What they have revealed shows that this game will be unique—when you acquire cards, you can actually evolve them into better forms. This transformation differs from Pokémon evolution because you don’t need to find the ‘evolved’ form of the card—it automatically transitions to the next one. Whether this is permanent (you use a card x times, and it gains x experience) or resets at the end of each game is unknown. Either way, seeing this kind of transformation in a game that might allow more than one creature to battle each other would be interesting.
There are a few things that make me apprehensive about the game: your ‘resource management’ consists of pulling two cards out of your hand, playing them for no cost, and then discarding the extras.

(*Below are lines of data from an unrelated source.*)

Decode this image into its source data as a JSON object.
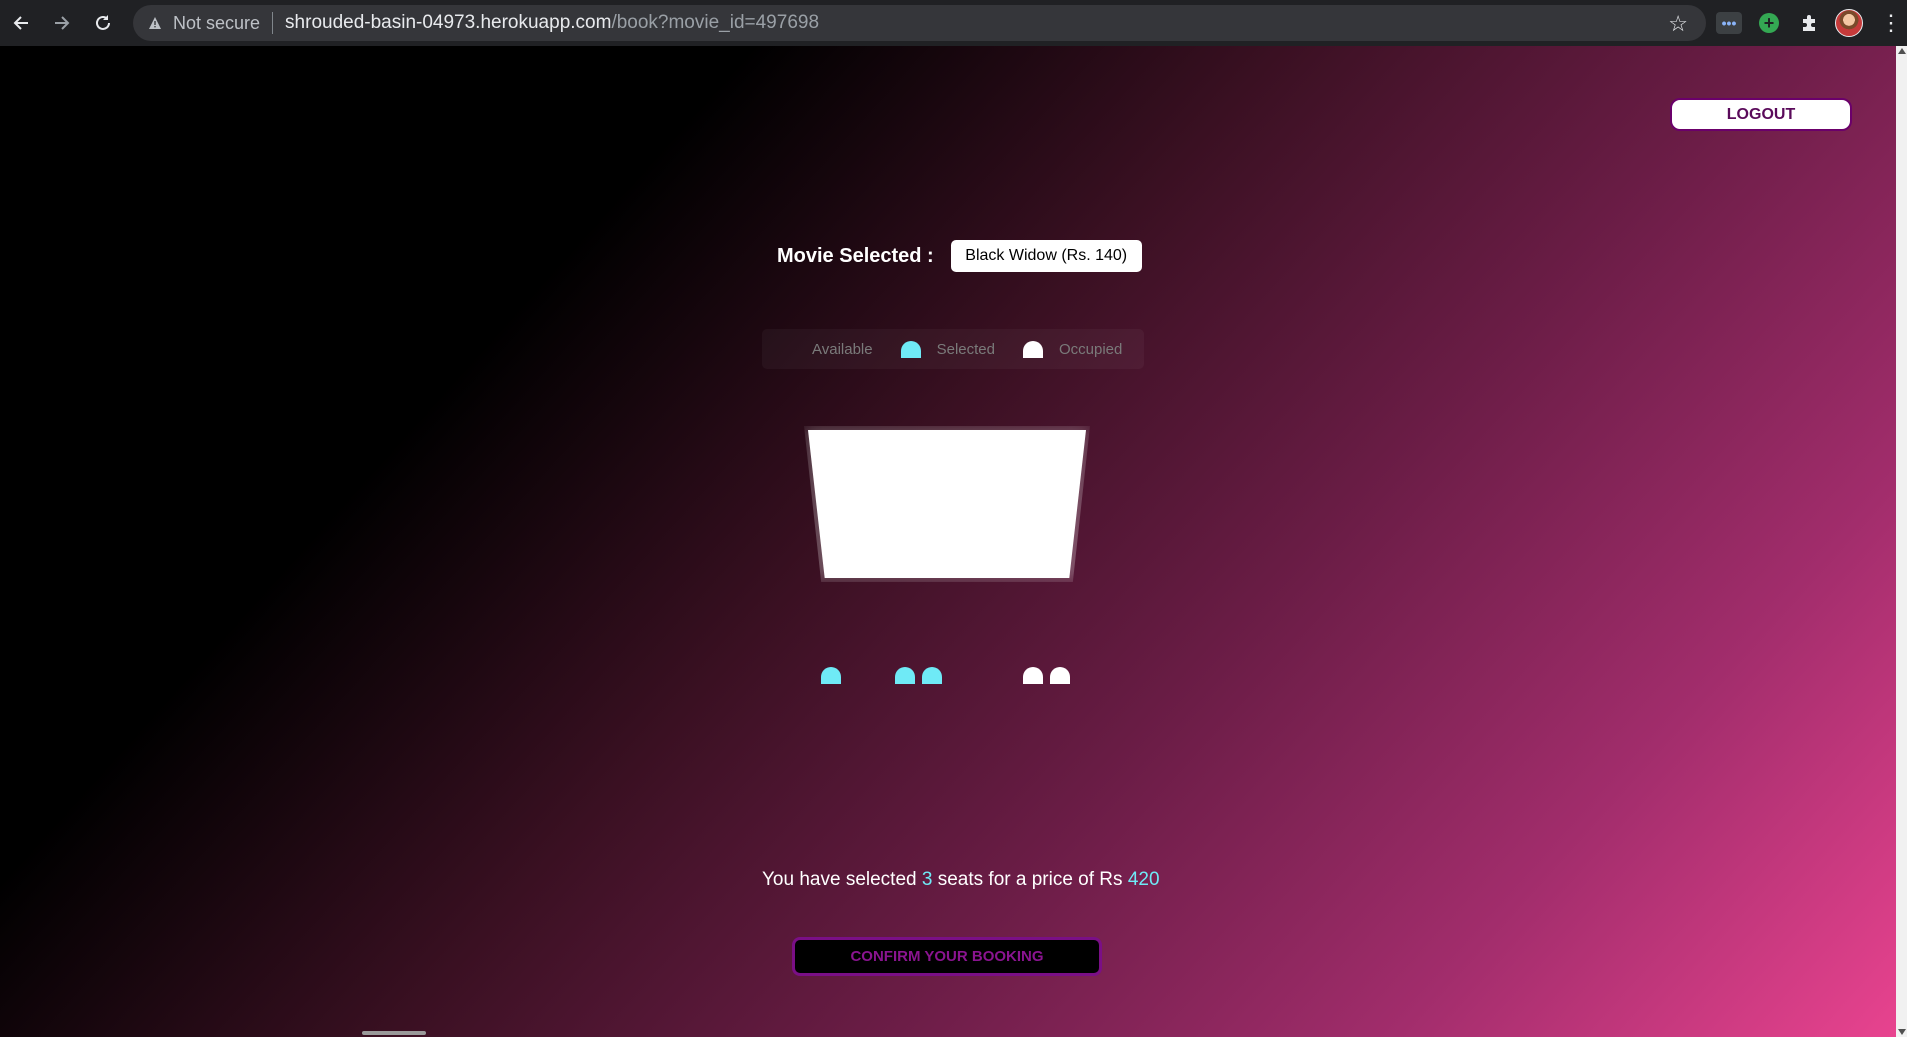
{
  "browser": {
    "security_label": "Not secure",
    "url_host": "shrouded-basin-04973.herokuapp.com",
    "url_path": "/book?movie_id=497698",
    "ext_dots_label": "•••",
    "ext_plus_label": "+"
  },
  "header": {
    "logout_label": "LOGOUT"
  },
  "movie": {
    "label": "Movie Selected :",
    "selected": "Black Widow (Rs. 140)"
  },
  "legend": [
    {
      "label": "Available",
      "state": "available"
    },
    {
      "label": "Selected",
      "state": "selected"
    },
    {
      "label": "Occupied",
      "state": "occupied"
    }
  ],
  "seats": {
    "rows": [
      [
        "selected",
        "available",
        "selected",
        "selected",
        "available",
        "available",
        "occupied",
        "occupied"
      ],
      [
        "available",
        "available",
        "available",
        "available",
        "available",
        "available",
        "available",
        "available"
      ],
      [
        "available",
        "available",
        "available",
        "available",
        "available",
        "available",
        "available",
        "available"
      ],
      [
        "available",
        "available",
        "available",
        "available",
        "available",
        "available",
        "available",
        "available"
      ],
      [
        "available",
        "available",
        "available",
        "available",
        "available",
        "available",
        "available",
        "available"
      ],
      [
        "available",
        "available",
        "available",
        "available",
        "available",
        "available",
        "available",
        "available"
      ]
    ]
  },
  "summary": {
    "prefix": "You have selected ",
    "count": "3",
    "middle": " seats for a price of Rs ",
    "price": "420"
  },
  "confirm_label": "CONFIRM YOUR BOOKING",
  "colors": {
    "available": "#444451",
    "selected": "#6feaf6",
    "occupied": "#ffffff",
    "accent": "#7a0f86"
  }
}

This seems like the game quickly escalates into whoever is luckiest, rather than whoever manages their hand best, but that might be a trait that sets the game apart. Another part that I’m apprehensive about is the supposed ‘Free to Play’ tag on the game. Although the description claims that you can earn cards through gameplay, many of the pledge incentives involve extra ‘packs’ and—most suspicious—$100 game credit to ‘kickstart your collection.’ This probably seems like a normal approach for a card company to take, and I probably wouldn’t mind if they don’t impose daily or weekly limits on non-paying customers—but let’s face it, they probably will.

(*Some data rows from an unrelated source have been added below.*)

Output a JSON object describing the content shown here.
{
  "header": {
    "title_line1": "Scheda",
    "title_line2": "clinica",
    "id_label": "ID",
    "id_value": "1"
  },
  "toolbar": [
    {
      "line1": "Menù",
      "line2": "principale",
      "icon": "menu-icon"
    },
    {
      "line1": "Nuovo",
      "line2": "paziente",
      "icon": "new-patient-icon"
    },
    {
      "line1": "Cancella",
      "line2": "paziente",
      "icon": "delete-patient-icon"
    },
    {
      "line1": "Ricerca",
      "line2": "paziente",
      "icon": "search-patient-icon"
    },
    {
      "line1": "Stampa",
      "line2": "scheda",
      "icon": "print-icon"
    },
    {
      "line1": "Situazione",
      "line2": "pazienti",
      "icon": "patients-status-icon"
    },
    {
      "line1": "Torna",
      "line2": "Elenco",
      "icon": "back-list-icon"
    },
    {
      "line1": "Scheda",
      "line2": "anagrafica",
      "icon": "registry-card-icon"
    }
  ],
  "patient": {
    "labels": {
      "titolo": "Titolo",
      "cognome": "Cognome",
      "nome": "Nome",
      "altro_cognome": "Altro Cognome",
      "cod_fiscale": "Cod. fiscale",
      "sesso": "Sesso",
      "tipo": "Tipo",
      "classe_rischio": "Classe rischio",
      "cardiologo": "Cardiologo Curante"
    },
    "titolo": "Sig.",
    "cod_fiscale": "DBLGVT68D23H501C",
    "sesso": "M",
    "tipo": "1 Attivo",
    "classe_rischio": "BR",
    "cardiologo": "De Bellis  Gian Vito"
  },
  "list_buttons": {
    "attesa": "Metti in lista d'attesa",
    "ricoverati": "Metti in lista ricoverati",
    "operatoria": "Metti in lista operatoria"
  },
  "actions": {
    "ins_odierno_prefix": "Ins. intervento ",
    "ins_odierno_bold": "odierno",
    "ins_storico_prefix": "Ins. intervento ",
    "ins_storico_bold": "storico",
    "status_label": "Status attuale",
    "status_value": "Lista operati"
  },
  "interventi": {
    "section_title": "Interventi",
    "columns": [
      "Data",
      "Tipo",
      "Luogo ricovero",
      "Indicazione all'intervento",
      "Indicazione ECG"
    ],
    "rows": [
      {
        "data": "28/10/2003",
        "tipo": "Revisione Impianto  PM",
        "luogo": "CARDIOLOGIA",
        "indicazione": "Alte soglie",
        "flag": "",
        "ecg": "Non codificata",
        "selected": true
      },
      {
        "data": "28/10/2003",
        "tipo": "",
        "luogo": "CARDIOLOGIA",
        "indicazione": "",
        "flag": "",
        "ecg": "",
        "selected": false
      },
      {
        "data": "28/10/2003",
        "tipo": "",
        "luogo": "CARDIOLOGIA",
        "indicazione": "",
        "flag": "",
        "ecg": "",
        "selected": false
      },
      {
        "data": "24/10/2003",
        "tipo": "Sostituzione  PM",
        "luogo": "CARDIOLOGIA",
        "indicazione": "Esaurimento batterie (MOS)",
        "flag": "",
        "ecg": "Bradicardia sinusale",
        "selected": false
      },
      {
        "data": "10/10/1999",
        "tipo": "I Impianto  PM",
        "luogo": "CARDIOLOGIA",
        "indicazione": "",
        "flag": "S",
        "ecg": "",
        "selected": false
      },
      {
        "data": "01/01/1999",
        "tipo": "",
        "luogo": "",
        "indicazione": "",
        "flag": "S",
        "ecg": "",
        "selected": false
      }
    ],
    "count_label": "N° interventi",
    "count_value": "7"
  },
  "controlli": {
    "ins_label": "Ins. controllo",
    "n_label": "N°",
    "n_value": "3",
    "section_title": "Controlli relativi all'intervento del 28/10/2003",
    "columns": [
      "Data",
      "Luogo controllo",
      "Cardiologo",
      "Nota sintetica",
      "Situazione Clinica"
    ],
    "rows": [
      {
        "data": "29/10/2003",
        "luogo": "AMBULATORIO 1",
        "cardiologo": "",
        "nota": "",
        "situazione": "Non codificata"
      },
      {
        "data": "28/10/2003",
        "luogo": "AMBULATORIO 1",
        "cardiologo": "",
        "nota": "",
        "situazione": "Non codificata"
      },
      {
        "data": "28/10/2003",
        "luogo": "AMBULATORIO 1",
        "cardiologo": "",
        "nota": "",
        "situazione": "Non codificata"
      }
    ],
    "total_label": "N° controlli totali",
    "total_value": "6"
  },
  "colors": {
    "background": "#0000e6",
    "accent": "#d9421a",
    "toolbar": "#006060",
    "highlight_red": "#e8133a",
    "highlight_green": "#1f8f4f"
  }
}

Even with those two downsides, this is all just conjecture. Many of the game’s specifics are still unrevealed, but it’s worth watching the Kickstarter page if you’re interested in card games or RPGs. Like the games of the teams who created it, an emphasis was placed on card art, and the game looks beautiful. It introduces many new concepts to card games, and there is probably much more left to be revealed in the upcoming weeks. The game has more than half of the way to go before it hits its goal of $250,000—but it still has about a month of funding to go, so its success is still a toss-up.